"Prayer, as the Second Commandment teaches, is to call upon God in every need. He requires this of us and has not left it to our choice. But it is our duty and obligation to pray, if we would be Christians, just as it is our duty and obligation to obey our parents and government. For by calling upon God's name and praying, His name is honored and used well. This you must note above all things, so that you may silence and reject thoughts that would keep and deter us from prayer. It would be useless for a son to say to his father, "What good does my obedience do me? I will go and do what I can. It makes no difference." But there stands the commandment, "you shall and must obey." So here prayer is not left to my will to do it or leave it undone, but it shall and must be offered at the risk of God's wrath and displeasure.
 
"This point is to be understood and noted before everything else. And by this point we may silence and cast away the thoughts that would keep and deter us from praying as though it does not matter if we pray, or as though prayer was commanded for those who are holier and in better favor with God than we are. Indeed, the human heart is by nature so hopeless that it always flees from God and imagines that He does not wish or desire our prayer, because we are sinners and have earned nothing but wrath (Rm 4:15). Against such thoughts (I say), we should remember this commandment and turn to God, so that we may not stir up His anger more by such disobedience. For by this commandment God lets us plainly understand that He will not cast us away from Him or chase us away (Rm 11:1). This is true even though we are sinners. But instead He draws us to Himself (Jn 6:44), so that we might humble ourselves before Him (1Pt 5:6), bewail this misery and plight of ours, and pray for grace and help (Ps 69:13). Therefore, we read in the Scriptures that He is also angry with those who were punished for their sin, because they did not return to Him and by their prayers turn away His wrath and seek His grace (Is 55:7)."

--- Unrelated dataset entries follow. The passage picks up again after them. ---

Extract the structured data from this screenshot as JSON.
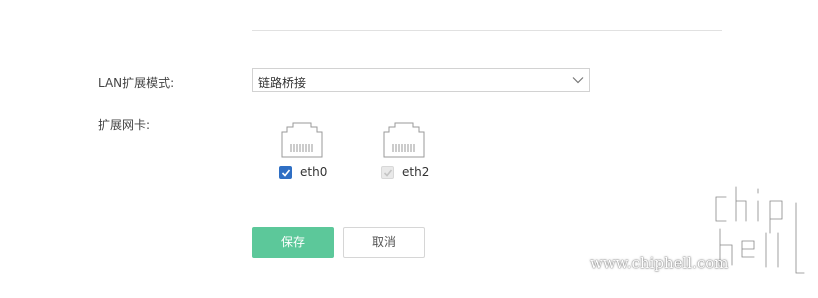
{
  "form": {
    "mode_label": "LAN扩展模式:",
    "mode_value": "链路桥接",
    "nic_label": "扩展网卡:"
  },
  "nics": [
    {
      "name": "eth0",
      "checked": true,
      "disabled": false
    },
    {
      "name": "eth2",
      "checked": true,
      "disabled": true
    }
  ],
  "actions": {
    "save_label": "保存",
    "cancel_label": "取消"
  },
  "watermark": {
    "url_text": "www.chiphell.com",
    "logo_text": "chiphell"
  },
  "colors": {
    "primary_button": "#5cc89a",
    "checkbox_checked": "#2f6fc4",
    "checkbox_disabled": "#e9e9e9"
  },
  "icons": {
    "select_chevron": "chevron-down-icon",
    "nic_port": "ethernet-port-icon",
    "checkbox_check": "check-icon"
  }
}
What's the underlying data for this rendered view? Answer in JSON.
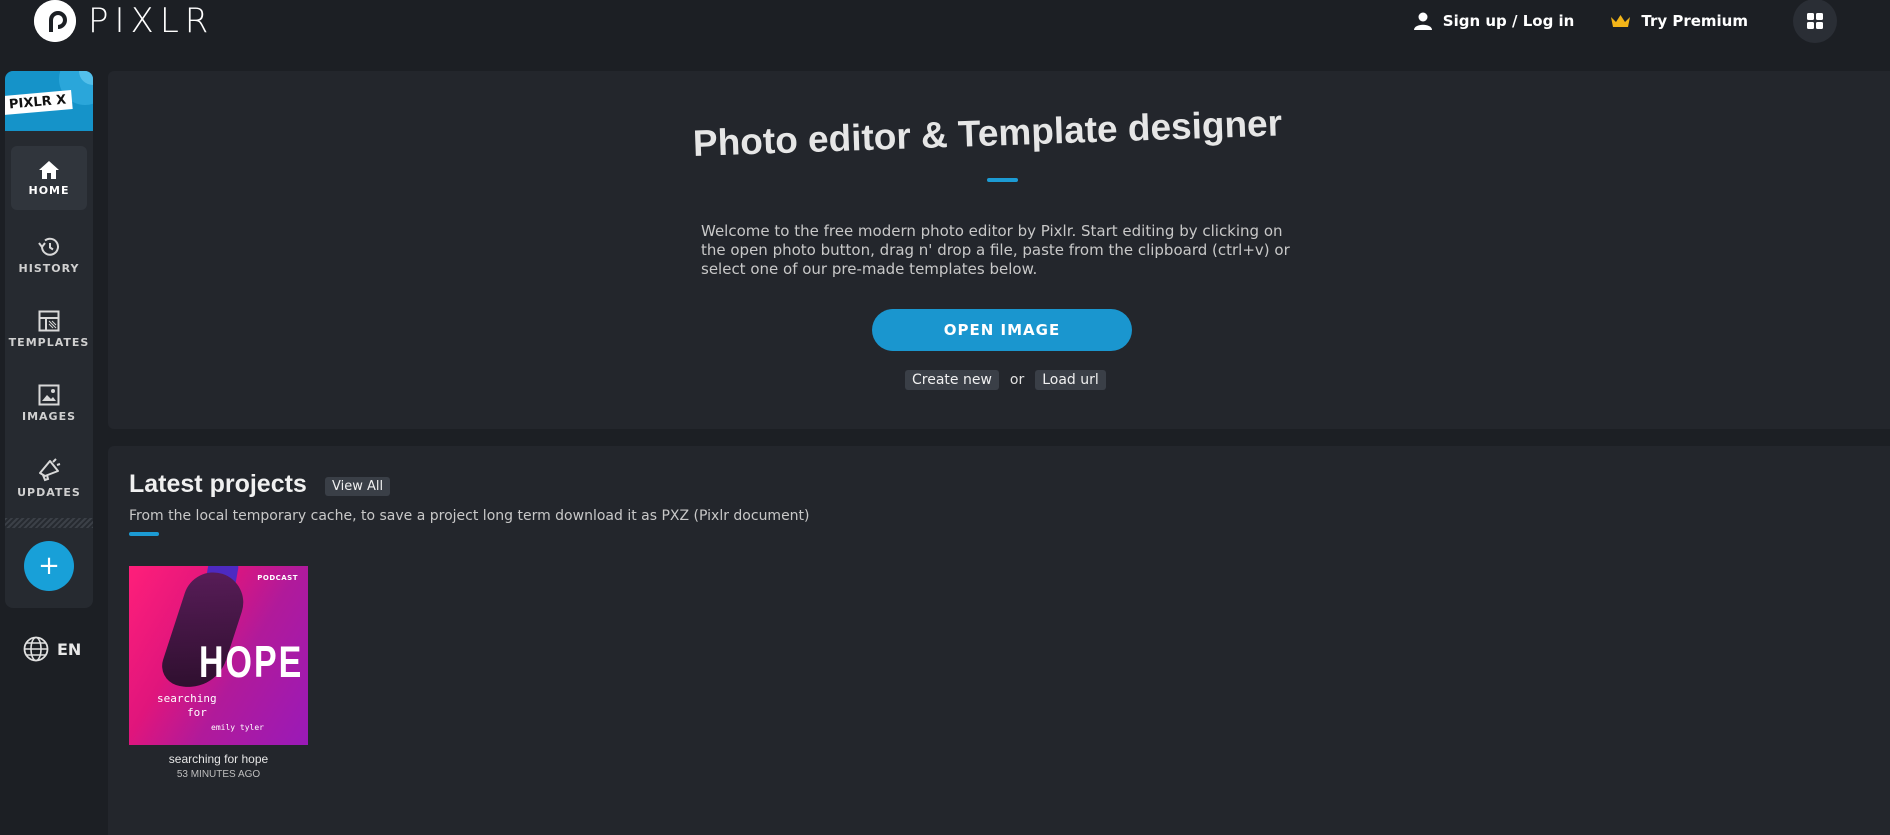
{
  "brand": {
    "logo_text": "PIXLR",
    "badge": "PIXLR X"
  },
  "header": {
    "signup": "Sign up / Log in",
    "premium": "Try Premium"
  },
  "sidebar": {
    "items": [
      {
        "label": "HOME",
        "icon": "home-icon"
      },
      {
        "label": "HISTORY",
        "icon": "history-icon"
      },
      {
        "label": "TEMPLATES",
        "icon": "templates-icon"
      },
      {
        "label": "IMAGES",
        "icon": "images-icon"
      },
      {
        "label": "UPDATES",
        "icon": "updates-icon"
      }
    ],
    "add_label": "+",
    "language": "EN"
  },
  "hero": {
    "title": "Photo editor & Template designer",
    "description": "Welcome to the free modern photo editor by Pixlr. Start editing by clicking on the open photo button, drag n' drop a file, paste from the clipboard (ctrl+v) or select one of our pre-made templates below.",
    "open_button": "OPEN IMAGE",
    "create_new": "Create new",
    "or": "or",
    "load_url": "Load url"
  },
  "projects": {
    "title": "Latest projects",
    "view_all": "View All",
    "subtitle": "From the local temporary cache, to save a project long term download it as PXZ (Pixlr document)",
    "items": [
      {
        "name": "searching for hope",
        "time": "53 MINUTES AGO",
        "thumb_podcast": "PODCAST",
        "thumb_title": "HOPE",
        "thumb_line1": "searching",
        "thumb_line2": "for",
        "thumb_author": "emily tyler"
      }
    ]
  },
  "colors": {
    "accent": "#1a96cf",
    "background": "#1c1f24",
    "panel": "#23262c"
  }
}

Martin Luther, Large Catechism, 3.8-11
 
Prayer
Lord, You have commanded us to pray, tenderly inviting us to believe that You are our true Father, and that we are Your true children. Send Your Holy Spirit to grant us boldness to ask You confidently and with all assurance, as dear children ask their dear father. Amen.
 
For Mari Menard who is suffering from back issues, that the Lord would grant her strength and healing
 
For Art and Yvonne Narr, who are aging, that they might accept help and, as their strength wanes, increase in faith with the constant assurance of Christ's love
 
For Christians who are being persecuted by so-called church authorities who are enemies of the gospel and are enforcing politically correct manias in place of the gospel of Christ, that God the Lord would keep these persecuted Christians steadfast in His Word

Art: GRÜNEWALD, Matthias Isenheim Altarpiece (1515)

Find me on Facebook                                                                                       © Scott R. Murray, 2016

 
Memorial Lutheran Church, 5800 Westheimer Rd., Houston, TX 77057
Sent by smurray@mlchouston.org in collaboration with
Constant Contact